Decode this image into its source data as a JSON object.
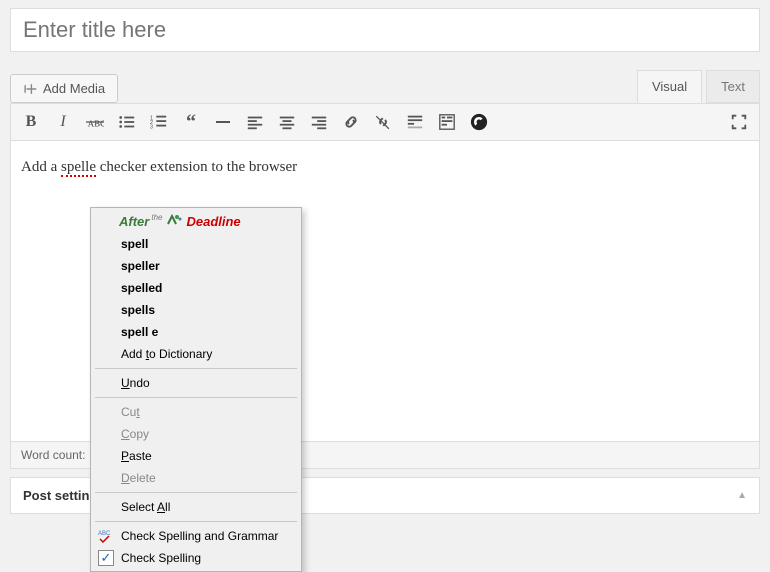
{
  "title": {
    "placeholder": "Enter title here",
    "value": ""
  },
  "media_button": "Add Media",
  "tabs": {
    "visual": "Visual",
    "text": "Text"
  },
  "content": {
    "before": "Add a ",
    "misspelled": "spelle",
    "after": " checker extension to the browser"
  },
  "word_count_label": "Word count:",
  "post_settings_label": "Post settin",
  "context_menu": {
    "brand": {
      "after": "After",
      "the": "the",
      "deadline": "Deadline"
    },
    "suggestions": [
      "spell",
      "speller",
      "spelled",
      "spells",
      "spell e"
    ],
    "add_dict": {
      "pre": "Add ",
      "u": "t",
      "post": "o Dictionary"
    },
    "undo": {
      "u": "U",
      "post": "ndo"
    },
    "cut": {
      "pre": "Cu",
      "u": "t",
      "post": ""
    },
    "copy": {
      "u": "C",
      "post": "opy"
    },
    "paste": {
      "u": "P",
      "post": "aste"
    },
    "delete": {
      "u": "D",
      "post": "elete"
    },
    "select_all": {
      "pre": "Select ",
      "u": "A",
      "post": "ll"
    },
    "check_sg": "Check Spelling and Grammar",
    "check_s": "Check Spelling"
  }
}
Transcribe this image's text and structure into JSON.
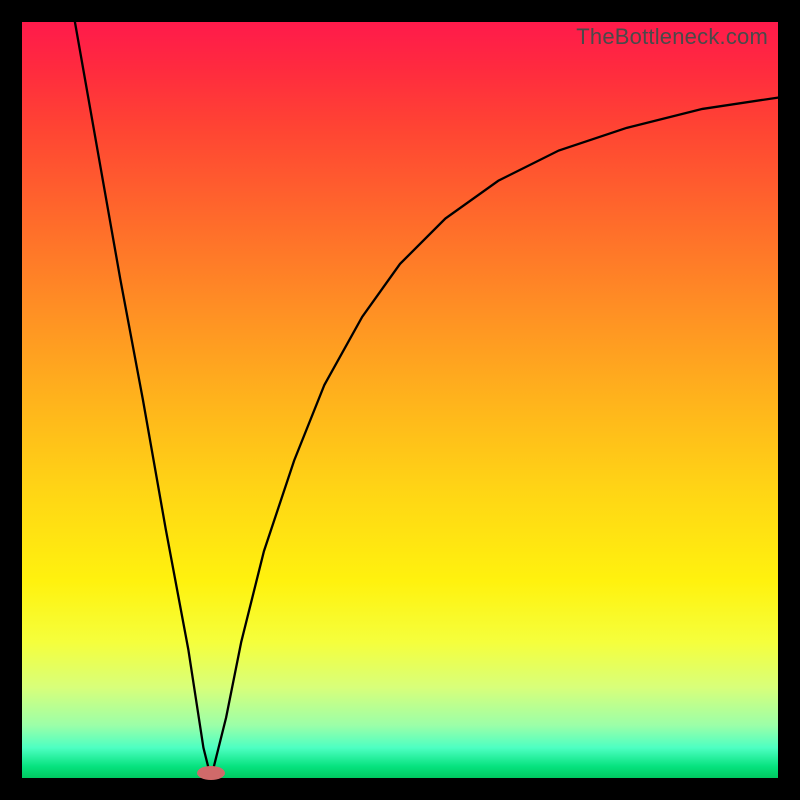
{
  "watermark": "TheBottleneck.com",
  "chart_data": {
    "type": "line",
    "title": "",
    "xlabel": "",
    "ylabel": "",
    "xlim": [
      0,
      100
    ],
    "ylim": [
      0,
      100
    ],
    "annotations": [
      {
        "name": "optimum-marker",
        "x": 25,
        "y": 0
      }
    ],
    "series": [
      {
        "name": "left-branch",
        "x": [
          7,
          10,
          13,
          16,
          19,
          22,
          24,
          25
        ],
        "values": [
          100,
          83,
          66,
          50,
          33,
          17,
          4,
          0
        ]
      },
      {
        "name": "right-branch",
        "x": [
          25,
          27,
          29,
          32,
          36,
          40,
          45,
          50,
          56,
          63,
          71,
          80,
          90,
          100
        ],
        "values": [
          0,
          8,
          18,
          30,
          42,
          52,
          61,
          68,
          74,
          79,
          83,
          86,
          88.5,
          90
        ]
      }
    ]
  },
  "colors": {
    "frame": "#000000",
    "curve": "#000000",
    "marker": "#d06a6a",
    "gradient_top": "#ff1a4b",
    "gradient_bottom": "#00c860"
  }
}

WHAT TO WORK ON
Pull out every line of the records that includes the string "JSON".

RESULT FOR THIS EXERCISE
Decode this image into its source data as a JSON object.
Transcribe this image's text and structure into JSON.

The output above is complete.